Logy Bay-Middle Cove-Outer Cove

Date Last Modified: November 14, 2015

Shortly after WWII, the Cold War was in full force and out of fear of invasion or attack, the United States Air Force (with help from the Royal Canadian Air Force) began building a number of radar stations roughly along the 50th parallel. These radar stations were known as the Pine Tree Line. In 1951 an area 10 km north of St. John's was chosen as a site for one of these sites. 

The radar base became known as the Red Cliff Air/Radar Station. Construction began here in 1951 on an AN/CPS-6B radar system, an operations building, several barracks buildings, a steam/power plant, motor pool, and several other essential buildings. It was completed and opened in 1953. Lower on the hill near the site of an American WWII gun battery, an AN/CPS-5 radar and operations building were constructed during this time as well. 

Summary
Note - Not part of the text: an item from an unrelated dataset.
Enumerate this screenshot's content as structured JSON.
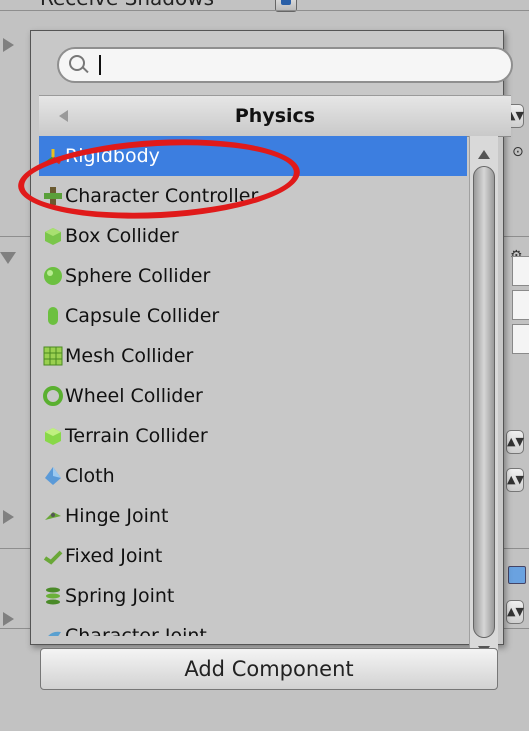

The Cold War era radar station once protected North America. Today it lies abandoned on a hill near Logy Bay. 

In charge of the Red Cliff Radar Station was the 108th AC&W Squadron who later became re-designated as the 642nd Aircraft Control and Warning Squadron in 1953. These american servicemen operated the radar which they used to record unidentified aircraft's speed, height, and direction. If an unidentified aircraft was found, the information was passed on to intercept fighter jets nearby. The base also served as a navigational aid for friendly aircraft in the area and ended up answering many search and rescue calls during its operation. Red cliff was commanded by Fort Pepperrell (located on the north shore of Quidi Vidi Lake).

 

Like all Pine Tree Line radar stations, Red Cliff was built to be completely self contained and self supporting. This meant the base was able to produce its own power, provide its own water and contained living quarters for personal working on the base.

 

In the picture above the entrance to a large underground water tank can be seen in the foreground. It still remains intact and can be climbed into by an old, metal ladder. Behind it is the remains of the power plant and fallen down steam plant. Some walls and water tank supports are still standing but for the most part it is completely fallen down.